A complete unit with direct instruction to the student, ample practice problems and word problems. Common Core aligned. Great for independent practice/homework.
The unit Regrouping in Addition deals with addition within 0-100, both mentally and in columns, especially concentrating on regrouping in addition (carrying).
Mental math is important because it builds number sense. We study adding mentally a two-digit number and a single-digit number where the answer goes to the next ten (problems such as 36 + 8 or 45 + 9). These additions use the helping problem composed of the single-digit numbers (6 + 8 or 5 + 9). The student knows that 6 + 8 fills the first ten and is four more than the ten. He/she will learn to use that fact when adding 36 + 8. The sum 36 + 8 fills the next whole ten (40), and is four more than that, or 44.

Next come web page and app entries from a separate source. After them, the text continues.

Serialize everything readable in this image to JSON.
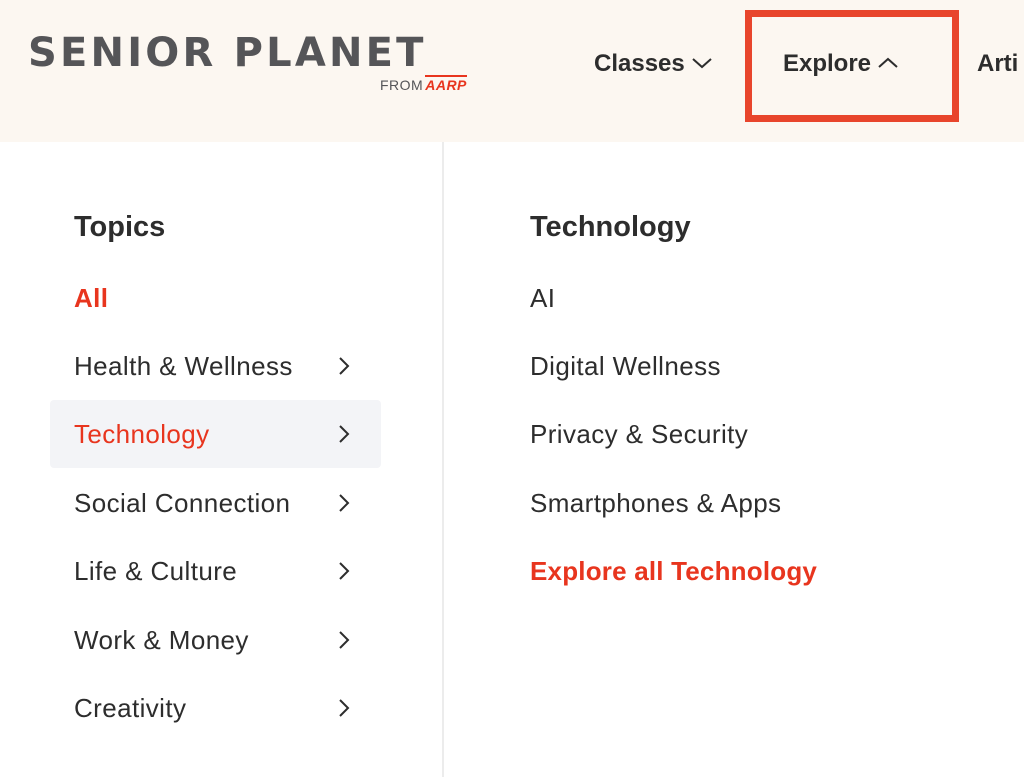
{
  "header": {
    "logo": {
      "main": "SENIOR PLANET",
      "from": "FROM",
      "brand": "AARP"
    },
    "nav": [
      {
        "label": "Classes",
        "icon": "chevron-down-icon"
      },
      {
        "label": "Explore",
        "icon": "chevron-up-icon"
      },
      {
        "label": "Arti"
      }
    ]
  },
  "colors": {
    "accent": "#e8351e",
    "highlight_box": "#e8452c",
    "header_bg": "#fcf7f1",
    "active_row_bg": "#f3f4f7"
  },
  "topics": {
    "heading": "Topics",
    "items": [
      {
        "label": "All",
        "state": "selected"
      },
      {
        "label": "Health & Wellness",
        "icon": "chevron-right-icon"
      },
      {
        "label": "Technology",
        "icon": "chevron-right-icon",
        "state": "active"
      },
      {
        "label": "Social Connection",
        "icon": "chevron-right-icon"
      },
      {
        "label": "Life & Culture",
        "icon": "chevron-right-icon"
      },
      {
        "label": "Work & Money",
        "icon": "chevron-right-icon"
      },
      {
        "label": "Creativity",
        "icon": "chevron-right-icon"
      }
    ]
  },
  "submenu": {
    "heading": "Technology",
    "items": [
      {
        "label": "AI"
      },
      {
        "label": "Digital Wellness"
      },
      {
        "label": "Privacy & Security"
      },
      {
        "label": "Smartphones & Apps"
      }
    ],
    "explore_all": "Explore all Technology"
  }
}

We also study adding two-digit numbers in columns, and regrouping with tens, or "carrying," which is illustrated and explained in detail with the help of visual models. These visual models take the place of base-ten blocks or other manipulatives. You are welcome to use actual manipulatives if you prefer. The main concept to understand is that 10 ones make a new ten, and this new ten is regrouped with the other
tens, written using a little 1 in the tens column.
In order to prepare for adding three or four two-digit numbers in columns, we practice explicitly how to add 3 or 4 single-digit numbers, such as 7 + 8 + 6 + 4, and the principle of adding in parts (such as 13 + 16 is the same as 10 + 10 and 3 + 6).
The lessons also include lots of word problems, review of even and odd numbers, and occasional review problems about doubling. Later on, in the lesson Adding 3-Digit Numbers in Columns, the student adds three-digit numbers, regrouping in tens, but there is no regrouping in hundreds. Students already know how to regroup two-digit numbers, so this lesson only extends that knowledge to numbers that have three digits.
In the next lesson, students regroup ten tens as a hundred (or carry to the hundreds). This is first illustrated with visual models. You can do the exercises that include visual models with manipulatives instead (base ten blocks), if you prefer.
Then we study regrouping twice: 10 ones form a new ten, and then 10 tens form a new hundred. Again, students work first with visual models, with the aim of helping them to understand the concept itself. Then, they do the process with numbers only, adding in columns.